Folded hands, bowed head: For those who grieve. For an end to abortion. For our lingering sickness to end.
Kitchen meanderings: I’m on a roll: last week I made dinner every night. So my goal this week is to keep that going.
Nose inserted: Neeta Lyffe: Zombie Exterminator, by Karina Fabian (which I’m reading electronically) and Walking Together: Discovering the Catholic Tradition of Spiritual Friendship, by Mary DeTurris Poust.
Recent reads: Theophilos, by Michael O’Brien – This book would have consumed me if I had been able to abandon myself to it. The story is based around the “Theophilos” who Luke writes to in his Gospel. How do you build a 400-plus page book around that?

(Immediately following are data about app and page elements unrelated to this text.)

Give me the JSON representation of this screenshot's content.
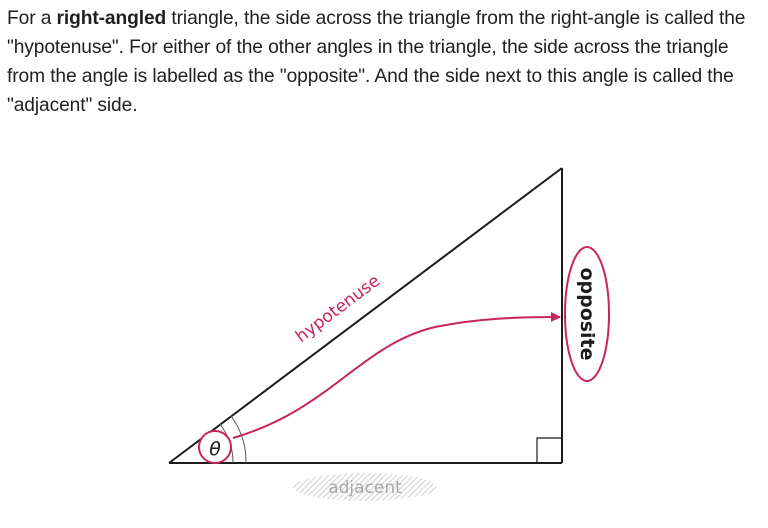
{
  "intro": {
    "part1": "For a ",
    "bold": "right-angled",
    "part2": " triangle, the side across the triangle from the right-angle is called the \"hypotenuse\". For either of the other angles in the triangle, the side across the triangle from the angle is labelled as the \"opposite\". And the side next to this angle is called the \"adjacent\" side."
  },
  "diagram": {
    "angle_symbol": "θ",
    "hypotenuse_label": "hypotenuse",
    "opposite_label": "opposite",
    "adjacent_label": "adjacent",
    "highlight_color": "#c8245e",
    "line_color": "#1c1c1c"
  }
}
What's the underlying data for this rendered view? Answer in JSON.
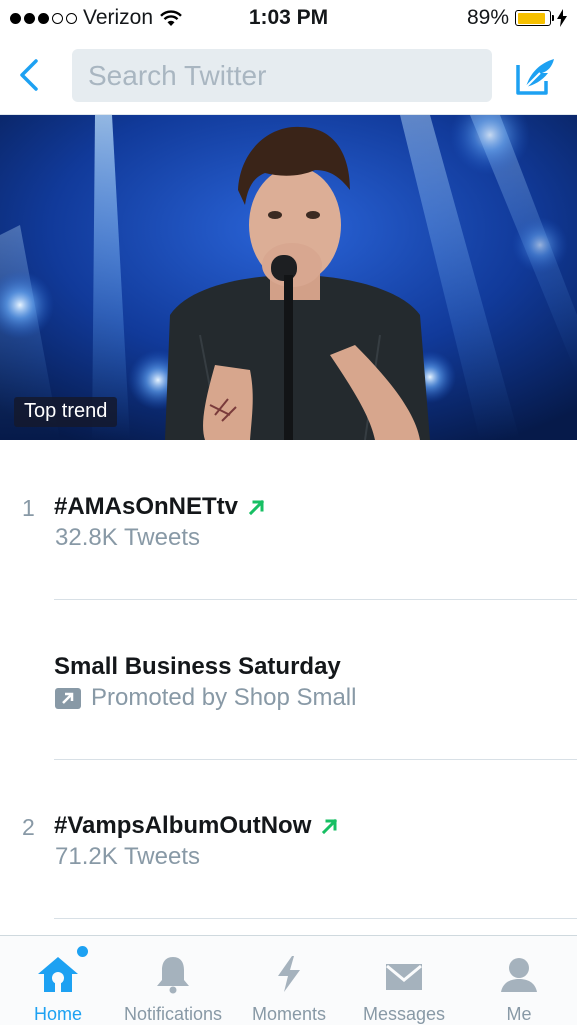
{
  "status_bar": {
    "carrier": "Verizon",
    "time": "1:03 PM",
    "battery_percent": "89%",
    "battery_level": 0.89,
    "signal_bars_filled": 3,
    "signal_bars_total": 5,
    "icons": [
      "wifi-icon",
      "battery-icon",
      "charging-bolt-icon"
    ]
  },
  "header": {
    "search_placeholder": "Search Twitter",
    "back_icon": "chevron-left-icon",
    "compose_icon": "compose-tweet-icon"
  },
  "hero": {
    "badge": "Top trend"
  },
  "trends": [
    {
      "rank": "1",
      "name": "#AMAsOnNETtv",
      "meta": "32.8K Tweets",
      "trending_icon": "trending-arrow-icon"
    },
    {
      "rank": "",
      "name": "Small Business Saturday",
      "meta": "Promoted by Shop Small",
      "promo_icon": "promoted-icon"
    },
    {
      "rank": "2",
      "name": "#VampsAlbumOutNow",
      "meta": "71.2K Tweets",
      "trending_icon": "trending-arrow-icon"
    }
  ],
  "tabs": [
    {
      "label": "Home",
      "icon": "home-icon",
      "active": true
    },
    {
      "label": "Notifications",
      "icon": "bell-icon",
      "active": false
    },
    {
      "label": "Moments",
      "icon": "lightning-icon",
      "active": false
    },
    {
      "label": "Messages",
      "icon": "envelope-icon",
      "active": false
    },
    {
      "label": "Me",
      "icon": "person-icon",
      "active": false
    }
  ],
  "colors": {
    "accent": "#1da1f2",
    "trending_green": "#17bf63",
    "muted_text": "#8899a6",
    "battery_fill": "#f6c000"
  }
}
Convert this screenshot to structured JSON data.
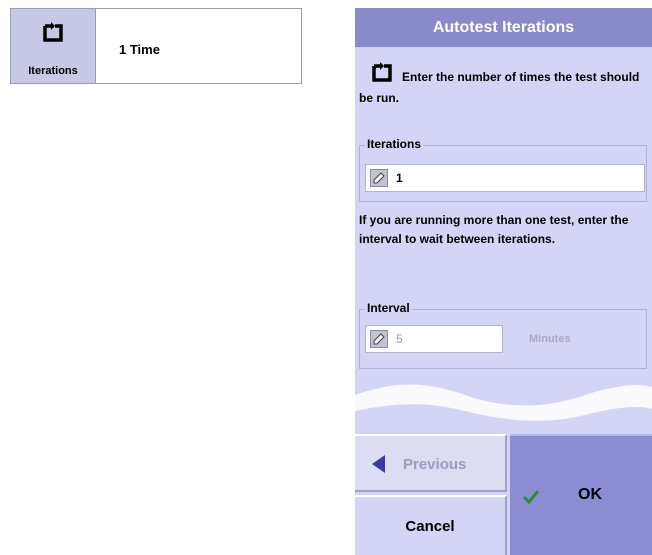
{
  "summary": {
    "button_label": "Iterations",
    "value": "1 Time"
  },
  "dialog": {
    "title": "Autotest Iterations",
    "intro_text": "Enter the number of times the test should be run.",
    "iterations": {
      "label": "Iterations",
      "value": "1"
    },
    "help_text": "If you are running more than one test, enter the interval to wait between iterations.",
    "interval": {
      "label": "Interval",
      "value": "5",
      "units": "Minutes",
      "disabled": true
    },
    "buttons": {
      "previous": "Previous",
      "cancel": "Cancel",
      "ok": "OK"
    }
  },
  "icons": {
    "iterations": "loop-arrow-icon",
    "field_edit": "edit-icon",
    "previous": "left-arrow-icon",
    "ok": "checkmark-icon"
  },
  "colors": {
    "dialog_bg": "#d4d4f6",
    "titlebar_bg": "#8a8aca",
    "ok_bg": "#8c8cd2",
    "checkmark": "#2e8a2e",
    "arrow": "#3a3aa0"
  }
}
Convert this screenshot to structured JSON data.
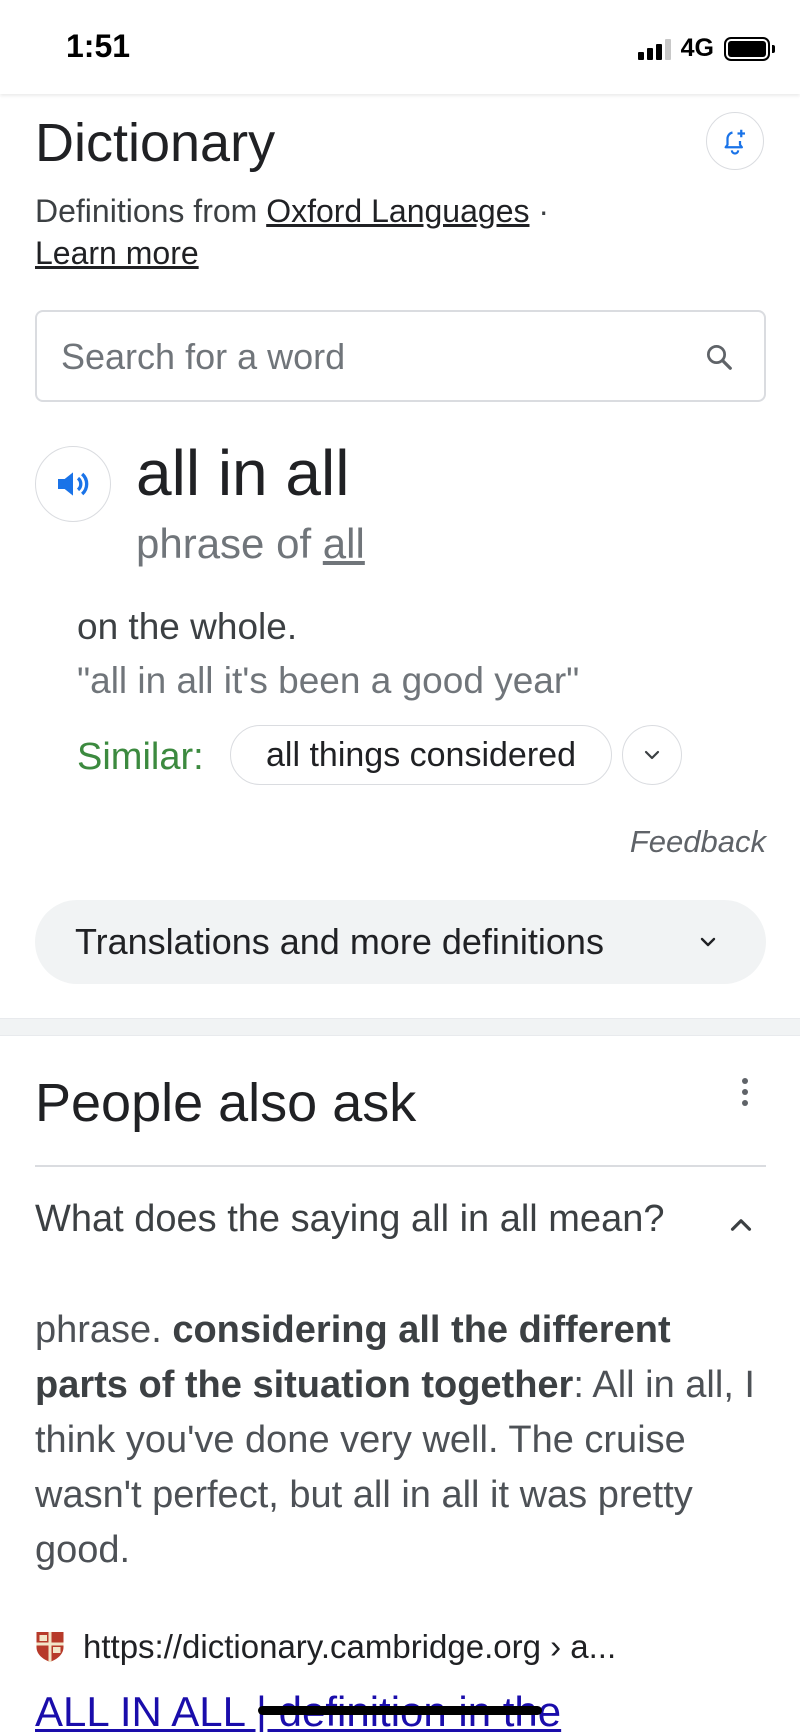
{
  "status_bar": {
    "time": "1:51",
    "network": "4G"
  },
  "dictionary": {
    "title": "Dictionary",
    "source_prefix": "Definitions from",
    "source_name": "Oxford Languages",
    "separator": "·",
    "learn_more": "Learn more"
  },
  "search": {
    "placeholder": "Search for a word"
  },
  "entry": {
    "headword": "all in all",
    "phrase_prefix": "phrase of",
    "phrase_link": "all",
    "definition": "on the whole.",
    "example": "\"all in all it's been a good year\"",
    "similar_label": "Similar:",
    "similar_chip": "all things considered"
  },
  "feedback": "Feedback",
  "translations_button": "Translations and more definitions",
  "people_also_ask": {
    "title": "People also ask",
    "question": "What does the saying all in all mean?",
    "answer_prefix": "phrase. ",
    "answer_bold": "considering all the different parts of the situation together",
    "answer_rest": ": All in all, I think you've done very well. The cruise wasn't perfect, but all in all it was pretty good.",
    "source_url": "https://dictionary.cambridge.org › a...",
    "result_title": "ALL IN ALL | definition in the"
  },
  "colors": {
    "similar_green": "#3c8a3f",
    "link_blue": "#1a0dab",
    "icon_blue": "#1a73e8"
  }
}
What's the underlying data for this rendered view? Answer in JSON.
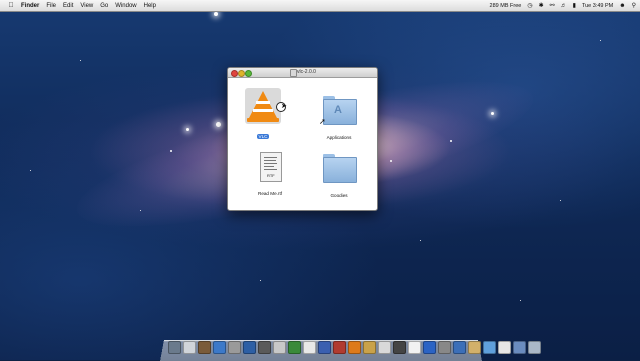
{
  "menubar": {
    "app_name": "Finder",
    "items": [
      "File",
      "Edit",
      "View",
      "Go",
      "Window",
      "Help"
    ],
    "memory": "289 MB Free",
    "clock": "Tue 3:49 PM"
  },
  "window": {
    "title": "vlc-2.0.0",
    "items": {
      "vlc": "VLC",
      "applications": "Applications",
      "readme": "Read Me.rtf",
      "readme_ext": "RTF",
      "goodies": "Goodies"
    }
  },
  "colors": {
    "selection": "#3b7ad8",
    "vlc_orange": "#f08a13",
    "folder_blue": "#89b1db"
  },
  "dock": {
    "icon_colors": [
      "#6a7a8c",
      "#d0d4da",
      "#7a5b3a",
      "#3c79c9",
      "#9a9a9a",
      "#2d5fa5",
      "#5a5a5a",
      "#c8c8c8",
      "#3a8a3a",
      "#e8e8e8",
      "#3a5fb0",
      "#b13b2f",
      "#dd7a1a",
      "#c9a24a",
      "#d9d9d9",
      "#444444",
      "#f2f2f2",
      "#2b63c4",
      "#888888",
      "#3c6fb8",
      "#d2b06a",
      "#5fa0dc",
      "#e6e6e6",
      "#6a8cbf",
      "#aab8c8"
    ]
  }
}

Not only did O’Brien do just that, he did it brilliantly. It has a taste of historical fiction, but it also had a devotional nature to it, at least for me. It’s written as Theophilos’s journal, from his point of view, and we see his examination of the new Christian religion. Looking at Christianity so close to when it started, from the viewpoint of rational logic, was intriguing, entertaining, and thought-provoking. Highly recommended.
In my thoughts: I’m thinking about an online class on blogging that I’m leading, even as I think about a book proposal that I need to get cracking on. I’m also thinking about how reading on my iPad isn’t so bad (I’ve read two long works that way since receiving it). And, inspired by an email last week, I’m also thinking about Catholic business resources, things (podcasts, blogs, etc.) that can be used to help Catholics thrive in the business world. Goes with the business book post I did a while back…if you have any ideas for this, I’d love to share them.
In my ears: Yesterday, I finished listening to Peter Kreeft‘s lecture, “A Grief Observed.” It refers to C.S. Lewis’s book of the same name, and wow. Not only did the lecture go back into my listening lineup (which never happens), but I’m going to have to get the book and read it. Grief and the experience of sorrow are topics I’ve been exploring in my mind for the last year, and this dealt with them in ways that felt very “ah-HA!” to me.
A favorite thing: My electric kettle, which boils water all day long on my counter. Said the six-year-old the other day: “Mommy, why are you always drinking coffee or tea?” You see, she is still wearing short-sleeved shirts. Obviously, nerve endings don’t develop until much later in life. I need that hot mug to keep my hands warm!
Plans made, possibly kept: A Pampered Chef party, parent-teacher conferences, a long-awaited photo shoot for the kids…all of this and more, if we stay healthy. And all of us aren’t completely healthy yet…this nasty cold is lingering and keeping us up at night and making the baby cry.
Food for thought: “God, in his mercy, does not tell us everything our yes will mean. Most likely, Mary did not understand everything her yes would mean. She had much to ponder; however, she still gave God permission to work in and through her life as he saw fit. Like Mary, we don’t have to know everything our yes will mean; we just have to yield ourselves, trusting God.” -Kimberly Hahn (today’s entry in Through the Year with Mary: 365 Reflections, by Karen Edmisten)